Dataset extract START
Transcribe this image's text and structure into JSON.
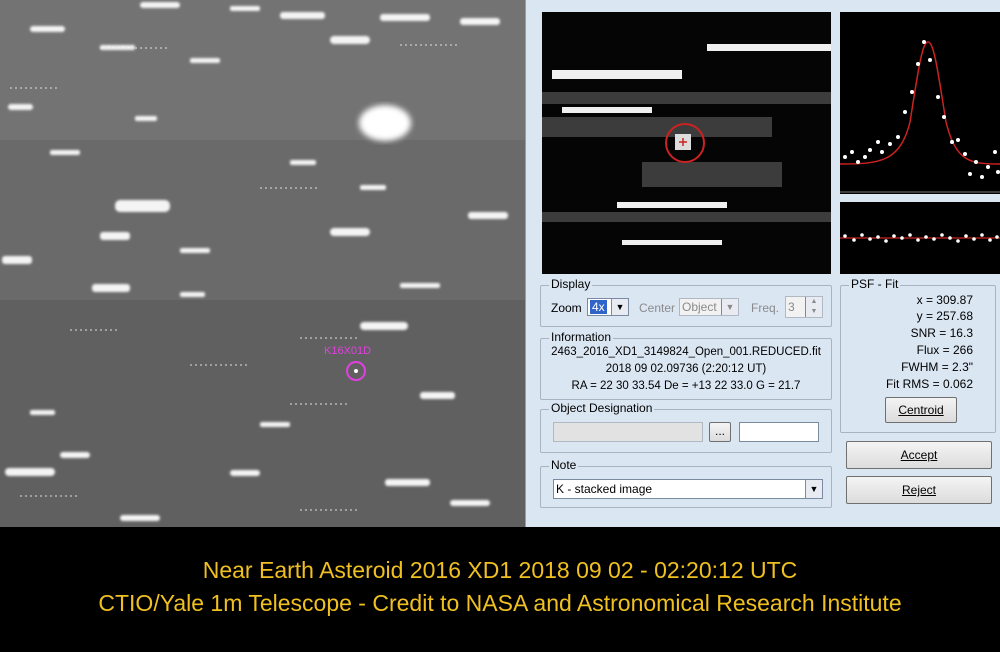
{
  "sky_image": {
    "target_label": "K16X01D"
  },
  "display": {
    "title": "Display",
    "zoom_label": "Zoom",
    "zoom_value": "4x",
    "center_label": "Center",
    "center_value": "Object",
    "freq_label": "Freq.",
    "freq_value": "3"
  },
  "information": {
    "title": "Information",
    "filename": "2463_2016_XD1_3149824_Open_001.REDUCED.fit",
    "datetime": "2018 09 02.09736 (2:20:12 UT)",
    "coords": "RA = 22 30 33.54   De = +13 22 33.0   G = 21.7"
  },
  "object_designation": {
    "title": "Object Designation",
    "browse_label": "...",
    "field_value": ""
  },
  "note": {
    "title": "Note",
    "value": "K - stacked image"
  },
  "psf_fit": {
    "title": "PSF - Fit",
    "x": "x = 309.87",
    "y": "y = 257.68",
    "snr": "SNR = 16.3",
    "flux": "Flux = 266",
    "fwhm": "FWHM = 2.3\"",
    "fit_rms": "Fit RMS = 0.062",
    "centroid_label": "Centroid"
  },
  "buttons": {
    "accept": "Accept",
    "reject": "Reject"
  },
  "caption": {
    "line1": "Near Earth Asteroid 2016 XD1 2018 09 02 - 02:20:12 UTC",
    "line2": "CTIO/Yale 1m Telescope - Credit to NASA and Astronomical Research Institute"
  },
  "colors": {
    "caption_text": "#f0c020",
    "target_marker": "#e040e0",
    "dialog_bg": "#dbe6f3",
    "fit_curve": "#cc2222"
  }
}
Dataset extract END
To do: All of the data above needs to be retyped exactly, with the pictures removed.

Exercise result:
Transcribe this image's text and structure into JSON.
{
  "sky_image": {
    "target_label": "K16X01D"
  },
  "display": {
    "title": "Display",
    "zoom_label": "Zoom",
    "zoom_value": "4x",
    "center_label": "Center",
    "center_value": "Object",
    "freq_label": "Freq.",
    "freq_value": "3"
  },
  "information": {
    "title": "Information",
    "filename": "2463_2016_XD1_3149824_Open_001.REDUCED.fit",
    "datetime": "2018 09 02.09736 (2:20:12 UT)",
    "coords": "RA = 22 30 33.54   De = +13 22 33.0   G = 21.7"
  },
  "object_designation": {
    "title": "Object Designation",
    "browse_label": "...",
    "field_value": ""
  },
  "note": {
    "title": "Note",
    "value": "K - stacked image"
  },
  "psf_fit": {
    "title": "PSF - Fit",
    "x": "x = 309.87",
    "y": "y = 257.68",
    "snr": "SNR = 16.3",
    "flux": "Flux = 266",
    "fwhm": "FWHM = 2.3\"",
    "fit_rms": "Fit RMS = 0.062",
    "centroid_label": "Centroid"
  },
  "buttons": {
    "accept": "Accept",
    "reject": "Reject"
  },
  "caption": {
    "line1": "Near Earth Asteroid 2016 XD1 2018 09 02 - 02:20:12 UTC",
    "line2": "CTIO/Yale 1m Telescope - Credit to NASA and Astronomical Research Institute"
  },
  "colors": {
    "caption_text": "#f0c020",
    "target_marker": "#e040e0",
    "dialog_bg": "#dbe6f3",
    "fit_curve": "#cc2222"
  }
}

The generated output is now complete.